** Opening Material provided block **

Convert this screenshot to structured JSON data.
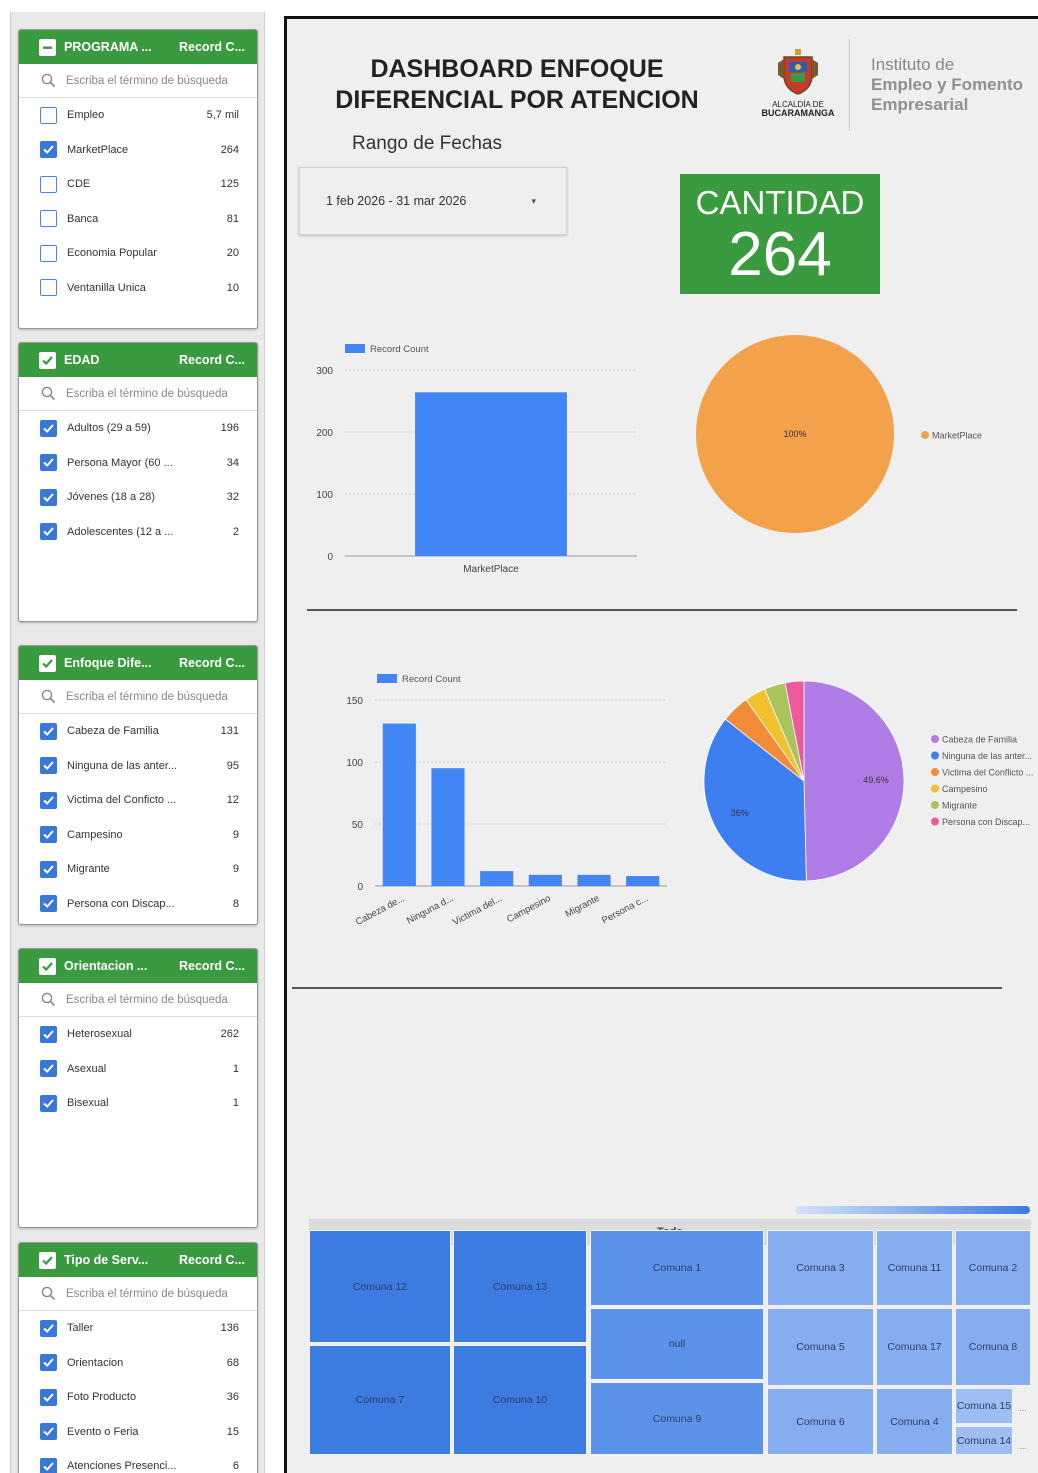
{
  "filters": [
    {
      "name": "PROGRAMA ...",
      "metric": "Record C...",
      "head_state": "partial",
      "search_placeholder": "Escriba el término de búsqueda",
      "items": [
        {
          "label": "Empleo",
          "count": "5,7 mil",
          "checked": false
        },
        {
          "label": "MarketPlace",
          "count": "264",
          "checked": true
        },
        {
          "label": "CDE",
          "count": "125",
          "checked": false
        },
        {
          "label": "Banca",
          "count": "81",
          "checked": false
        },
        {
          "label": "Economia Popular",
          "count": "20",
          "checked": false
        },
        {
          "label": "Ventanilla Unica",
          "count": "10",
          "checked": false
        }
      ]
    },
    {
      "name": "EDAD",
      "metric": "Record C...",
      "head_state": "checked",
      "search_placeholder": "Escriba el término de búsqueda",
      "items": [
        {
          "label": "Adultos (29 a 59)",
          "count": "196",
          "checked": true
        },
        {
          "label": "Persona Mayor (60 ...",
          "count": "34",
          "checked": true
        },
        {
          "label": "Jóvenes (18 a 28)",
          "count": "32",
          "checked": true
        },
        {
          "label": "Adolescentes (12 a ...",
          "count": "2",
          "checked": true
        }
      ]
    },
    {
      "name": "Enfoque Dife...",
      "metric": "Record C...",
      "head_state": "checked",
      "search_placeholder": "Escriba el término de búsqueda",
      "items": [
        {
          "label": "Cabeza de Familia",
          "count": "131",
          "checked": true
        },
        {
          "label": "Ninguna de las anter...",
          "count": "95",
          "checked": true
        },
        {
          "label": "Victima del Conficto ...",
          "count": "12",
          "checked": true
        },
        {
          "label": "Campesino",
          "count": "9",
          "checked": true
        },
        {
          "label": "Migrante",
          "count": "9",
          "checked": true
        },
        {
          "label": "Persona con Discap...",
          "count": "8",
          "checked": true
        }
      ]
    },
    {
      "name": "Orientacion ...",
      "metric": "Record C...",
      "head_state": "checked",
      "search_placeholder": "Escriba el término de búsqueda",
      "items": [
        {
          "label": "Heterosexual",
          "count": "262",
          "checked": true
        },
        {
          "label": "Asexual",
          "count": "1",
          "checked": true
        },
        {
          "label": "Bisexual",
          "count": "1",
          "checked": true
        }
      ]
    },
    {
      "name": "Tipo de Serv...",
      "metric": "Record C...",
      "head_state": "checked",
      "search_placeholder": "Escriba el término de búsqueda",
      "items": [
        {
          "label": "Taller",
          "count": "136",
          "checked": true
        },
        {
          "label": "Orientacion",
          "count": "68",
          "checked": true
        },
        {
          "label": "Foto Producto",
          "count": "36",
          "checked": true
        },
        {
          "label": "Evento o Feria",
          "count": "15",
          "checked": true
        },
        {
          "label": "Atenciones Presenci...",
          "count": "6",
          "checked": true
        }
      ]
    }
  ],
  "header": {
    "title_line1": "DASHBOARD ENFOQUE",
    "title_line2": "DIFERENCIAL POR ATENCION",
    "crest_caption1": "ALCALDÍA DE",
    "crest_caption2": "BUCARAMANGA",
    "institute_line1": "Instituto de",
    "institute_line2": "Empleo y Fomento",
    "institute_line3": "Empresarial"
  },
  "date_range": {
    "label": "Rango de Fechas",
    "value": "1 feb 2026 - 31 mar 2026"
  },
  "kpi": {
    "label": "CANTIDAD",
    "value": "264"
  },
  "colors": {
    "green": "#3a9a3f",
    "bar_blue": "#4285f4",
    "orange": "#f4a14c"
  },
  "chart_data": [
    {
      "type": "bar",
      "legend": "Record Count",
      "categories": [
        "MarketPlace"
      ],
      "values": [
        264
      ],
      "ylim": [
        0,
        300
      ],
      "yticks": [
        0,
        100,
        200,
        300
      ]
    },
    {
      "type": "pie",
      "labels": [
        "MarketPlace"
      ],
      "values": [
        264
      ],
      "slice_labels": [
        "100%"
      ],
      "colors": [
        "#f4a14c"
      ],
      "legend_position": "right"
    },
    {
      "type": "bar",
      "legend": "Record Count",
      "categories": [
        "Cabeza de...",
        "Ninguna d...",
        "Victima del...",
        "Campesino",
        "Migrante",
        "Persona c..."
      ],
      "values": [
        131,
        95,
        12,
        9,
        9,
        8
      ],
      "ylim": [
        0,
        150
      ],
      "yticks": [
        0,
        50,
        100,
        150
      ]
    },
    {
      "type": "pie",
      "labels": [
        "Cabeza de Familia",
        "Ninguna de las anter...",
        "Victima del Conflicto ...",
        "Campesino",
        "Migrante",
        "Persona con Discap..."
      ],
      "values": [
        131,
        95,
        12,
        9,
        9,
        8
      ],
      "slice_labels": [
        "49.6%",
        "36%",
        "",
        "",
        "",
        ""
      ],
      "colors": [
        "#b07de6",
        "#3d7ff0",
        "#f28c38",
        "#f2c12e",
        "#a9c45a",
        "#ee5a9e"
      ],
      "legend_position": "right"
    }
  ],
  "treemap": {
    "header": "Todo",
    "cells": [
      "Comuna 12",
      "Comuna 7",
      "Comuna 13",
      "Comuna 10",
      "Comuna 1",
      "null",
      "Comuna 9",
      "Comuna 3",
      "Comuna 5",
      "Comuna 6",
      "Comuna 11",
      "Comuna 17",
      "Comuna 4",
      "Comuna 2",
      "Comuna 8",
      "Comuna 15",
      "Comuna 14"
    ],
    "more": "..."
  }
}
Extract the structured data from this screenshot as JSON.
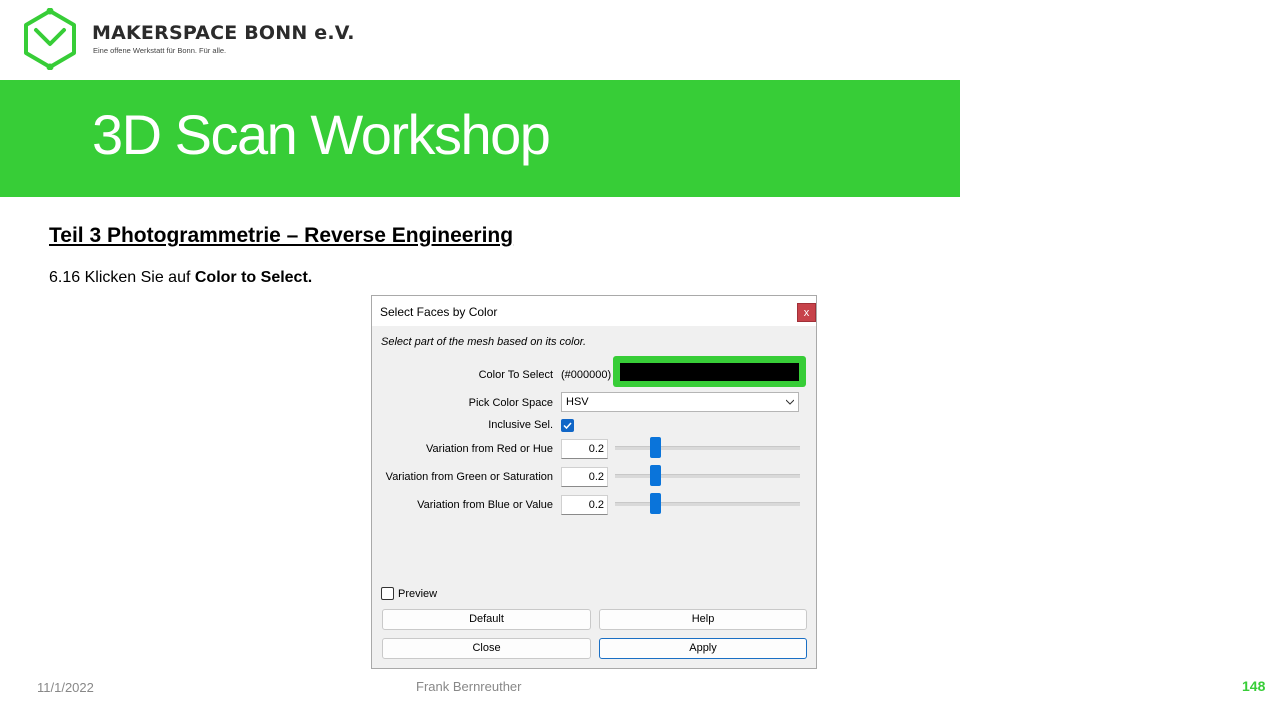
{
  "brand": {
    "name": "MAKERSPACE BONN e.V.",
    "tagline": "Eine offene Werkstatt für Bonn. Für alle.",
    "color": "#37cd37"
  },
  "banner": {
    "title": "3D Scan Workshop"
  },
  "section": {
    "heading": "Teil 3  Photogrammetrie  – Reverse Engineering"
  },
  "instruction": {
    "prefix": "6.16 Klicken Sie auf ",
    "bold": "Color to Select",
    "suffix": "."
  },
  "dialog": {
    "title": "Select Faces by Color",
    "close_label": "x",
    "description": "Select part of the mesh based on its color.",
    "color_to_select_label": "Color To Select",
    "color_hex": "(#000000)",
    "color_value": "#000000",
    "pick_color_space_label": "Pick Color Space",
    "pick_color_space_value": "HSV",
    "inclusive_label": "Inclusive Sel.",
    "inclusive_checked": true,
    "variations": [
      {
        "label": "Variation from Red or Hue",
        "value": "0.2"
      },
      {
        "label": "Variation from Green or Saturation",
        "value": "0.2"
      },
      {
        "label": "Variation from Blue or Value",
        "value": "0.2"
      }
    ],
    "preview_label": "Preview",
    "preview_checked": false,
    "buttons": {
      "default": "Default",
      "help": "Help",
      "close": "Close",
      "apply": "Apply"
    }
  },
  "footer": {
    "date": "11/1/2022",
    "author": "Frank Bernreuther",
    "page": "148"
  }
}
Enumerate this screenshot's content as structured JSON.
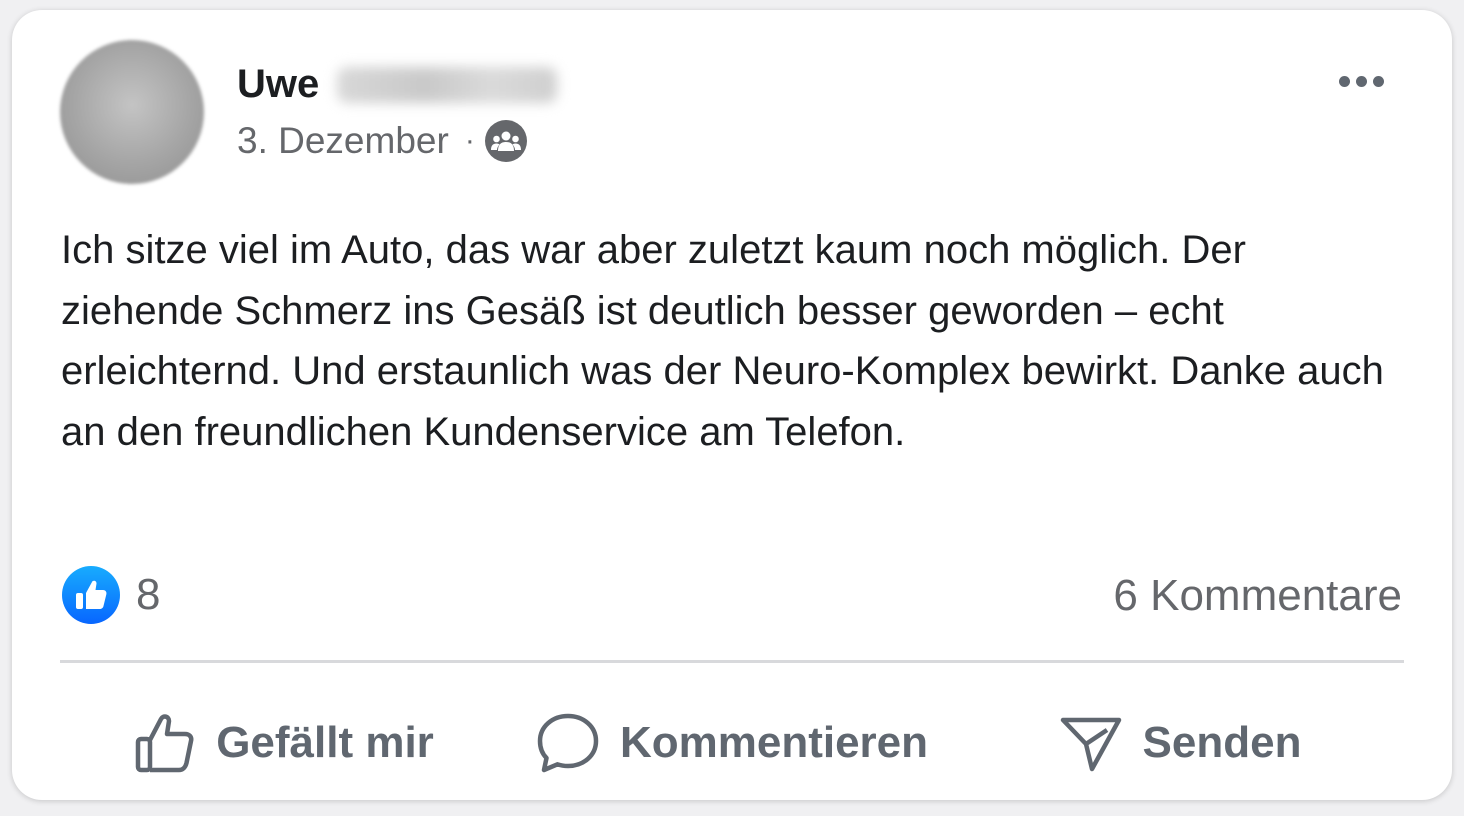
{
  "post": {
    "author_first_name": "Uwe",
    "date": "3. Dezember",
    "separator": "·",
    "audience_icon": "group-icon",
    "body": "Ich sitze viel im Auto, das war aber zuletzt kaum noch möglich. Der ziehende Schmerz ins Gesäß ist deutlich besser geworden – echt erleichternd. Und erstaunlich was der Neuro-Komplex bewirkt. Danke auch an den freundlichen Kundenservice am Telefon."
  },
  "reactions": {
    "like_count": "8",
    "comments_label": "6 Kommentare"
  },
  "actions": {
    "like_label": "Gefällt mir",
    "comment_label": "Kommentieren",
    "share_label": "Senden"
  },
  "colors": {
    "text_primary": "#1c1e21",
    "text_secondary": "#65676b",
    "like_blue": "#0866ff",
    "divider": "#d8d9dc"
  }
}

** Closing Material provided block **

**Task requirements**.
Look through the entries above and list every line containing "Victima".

**Completed exercise**.
          "label": "Victima del Conficto ...",
        "Victima del...",
        "Victima del Conflicto ...",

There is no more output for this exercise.